A Musical Exploration of the Celtic Lands
SOUTHBRIDGE – Over the centuries they were literally marginalized, driven to the western and northern fringes of Europe. Today, Celtic folk are found in Galicia (northwestern Spain), Brittany (northwestern France), Cornwall (southwestern England), Ireland and Wales and the Isle of Man (west of England), and Scotland (north of England). Nevertheless, the Celts—though highly diverse—are one tribe, with a distinctively flavored culture. Descriptions of their literature, music, dances, and art have ranged from “wild” to “yearning” to “magical”; it’s hard to pin down the Celtic flavor.
Local audiences will have a rich opportunity to taste that essence when the Quinebaug Valley Singers present a program of songs and instrumental music titled “Celtic Spring” in May. Performances will take place on Saturday, May 18th at 7:30 p.m. in St. Joachim Chapel at St. Anne/St. Patrick Parish, Fiskdale (Sturbridge), and on Sunday, May 19 that 3:00 p.m. at the Elm Street Congregational Church in Southbridge. These concerts are free of charge, though a freewill offering will be collected. As always, yummy (free) refreshments will be served in the social hour after each concert. Both venues are handicap-accessible.
An ensemble of 55 singers and six instrumentalists will present songs and instrumental solos coming directly from or inspired by the traditions of almost all the places listed here. There will be vocal solos, choral numbers both huge and tiny, instrumental solos, an instrumental jam-session at intermission, and live program notes from QVS Director Nym Cooke. Attendees at the first “Celtic Spring” in 2012 may remember young fiddler Hunter Foote strolling through the audience while playing a dazzling solo; this will likely happen again. The concerts also feature William Thomas on uilleann pipes, Tim Loftus on guitar and pennywhistle, Kala Farnham on Irish harp, Jon Richt on percussion, and Brooks Milgate on keyboard.

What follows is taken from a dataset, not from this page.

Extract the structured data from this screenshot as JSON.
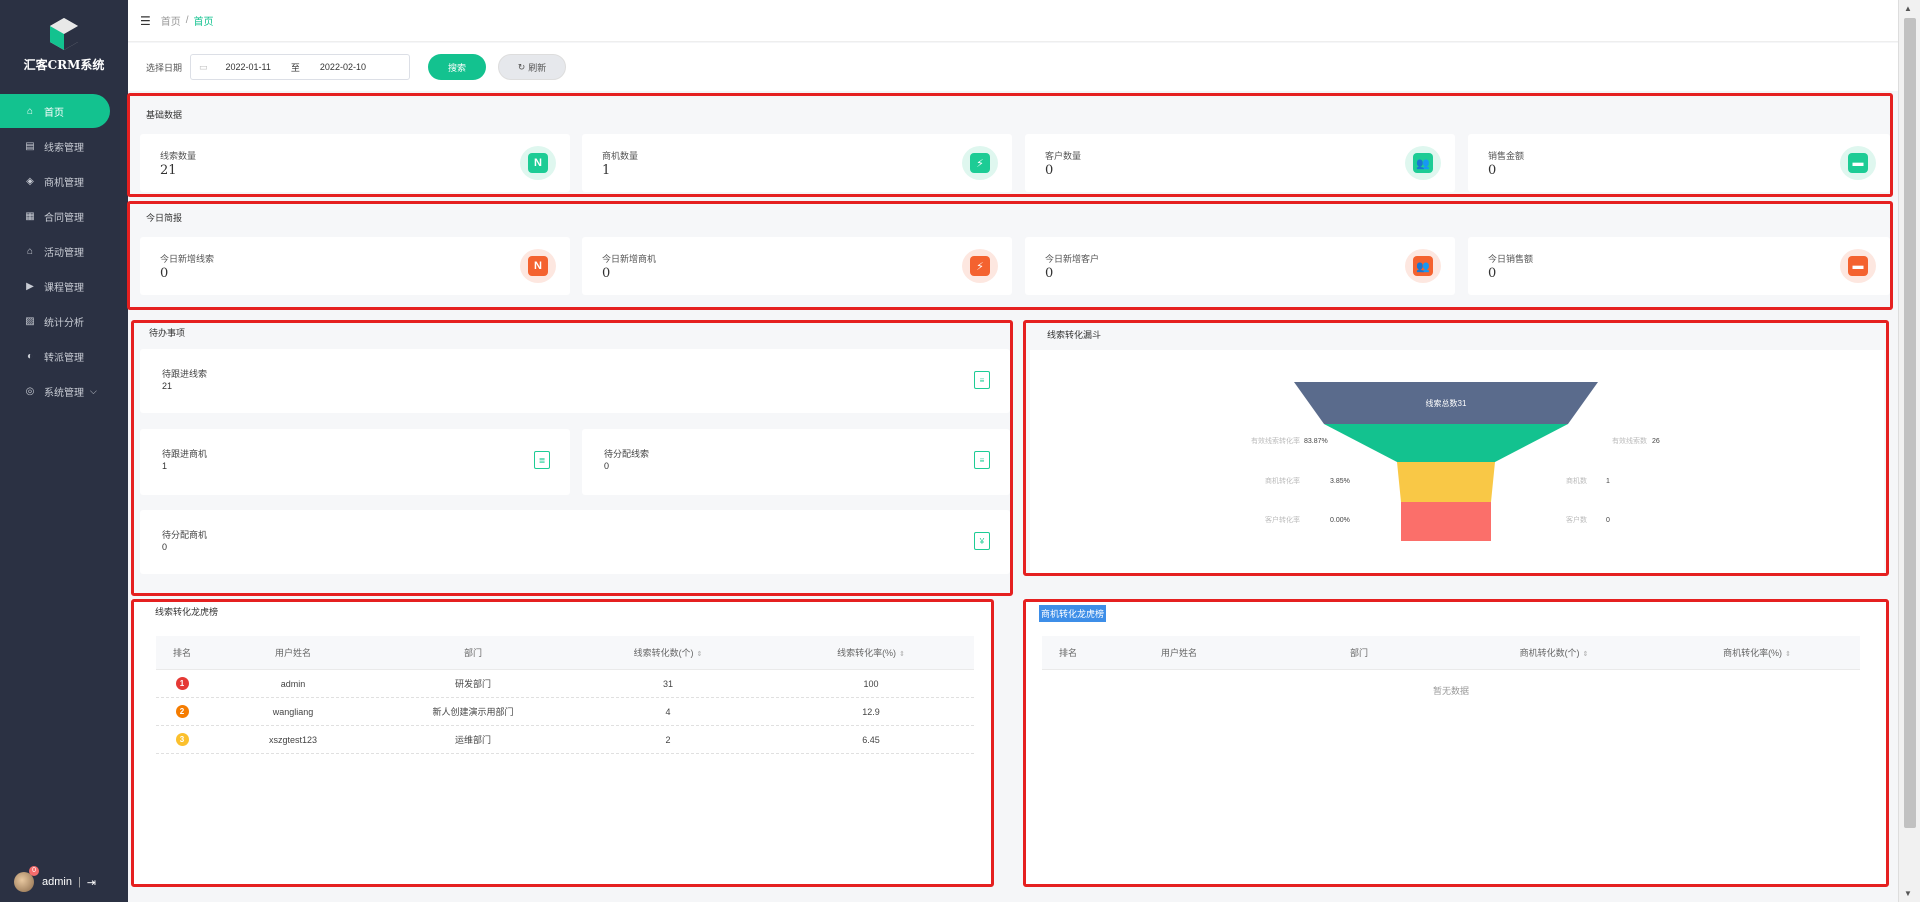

“Wild”? Wait ‘til you hear the chorus’s women sing the Galician stomping dance-song “Pandeiretada.” “Yearning”? Few songs yearn more romantically than “The Wild Mountain Thyme,” which some claim is a Scots tune, and others trace to Ireland. “Magical”? The concert’s opening number, “Mont Saint-Michel” (“Tuchenn Mikael” in Breton) is magical from its first fluttering arpeggios in harp, guitar, and piano to the final fading-away of its repeated last line, “There were but sheep upon that hill.”
Then there’s William Thomas’s wild, skirling solo on the pipes in “Tuchenn Mikael,” the yearning of “Galvadenn” (Breton for “Appeal”), which builds steadily throughout its seven minutes, and the magical gloaming time depicted so beautifully in the hushed Scots song “Ca’ the Yowes tae the Knowes” (“Call the Ewes to the Knolls”). Many more examples could be given.

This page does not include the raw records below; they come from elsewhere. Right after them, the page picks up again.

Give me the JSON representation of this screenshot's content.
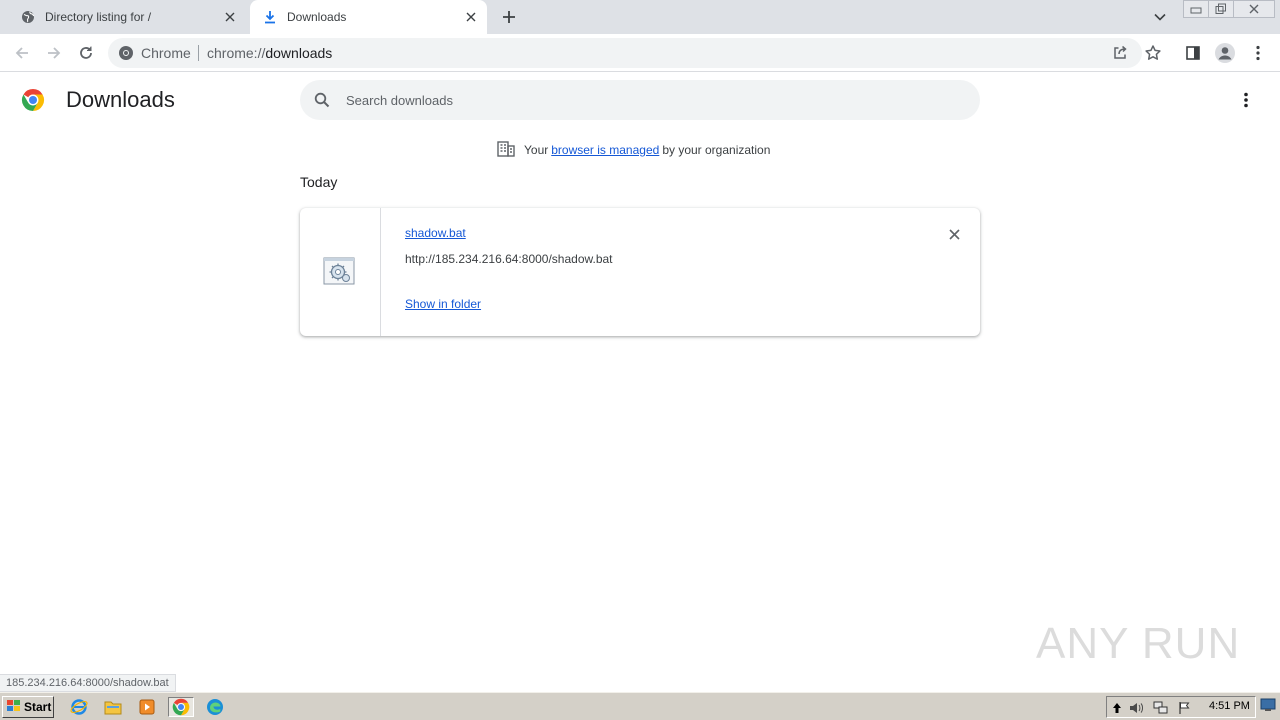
{
  "tabs": [
    {
      "label": "Directory listing for /",
      "icon": "globe-icon",
      "active": false
    },
    {
      "label": "Downloads",
      "icon": "download-icon",
      "active": true
    }
  ],
  "omnibox": {
    "scheme_label": "Chrome",
    "url_prefix": "chrome://",
    "url_host": "downloads"
  },
  "page": {
    "title": "Downloads",
    "search_placeholder": "Search downloads",
    "managed": {
      "prefix": "Your",
      "link": "browser is managed",
      "suffix": "by your organization"
    },
    "section_label": "Today"
  },
  "downloads": [
    {
      "file_name": "shadow.bat",
      "url": "http://185.234.216.64:8000/shadow.bat",
      "action_label": "Show in folder",
      "file_icon": "batch-file-icon"
    }
  ],
  "status_bar": "185.234.216.64:8000/shadow.bat",
  "watermark": "ANY RUN",
  "taskbar": {
    "start_label": "Start",
    "clock": "4:51 PM"
  },
  "colors": {
    "link": "#1558d6",
    "tabstrip": "#dee1e6",
    "omnibox": "#f1f3f4",
    "taskbar": "#d4d0c8"
  }
}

This is music of the outdoors—of forests and rocky crags, of wide waters that can’t be crossed o’er, of the “calling of the seal” from out in the sea; music sent forth by “The swallow from her distant clime, / The honeybee from drowsy cells.” It’s music of sparkling Spring mornings and long Summer evenings. It’s music of celebratory unity and proud defiance. And it’s music of love longed for, and love joyfully found. Come and share this Celtic journey with the Quinebaug Valley Singers; you’ll long remember it.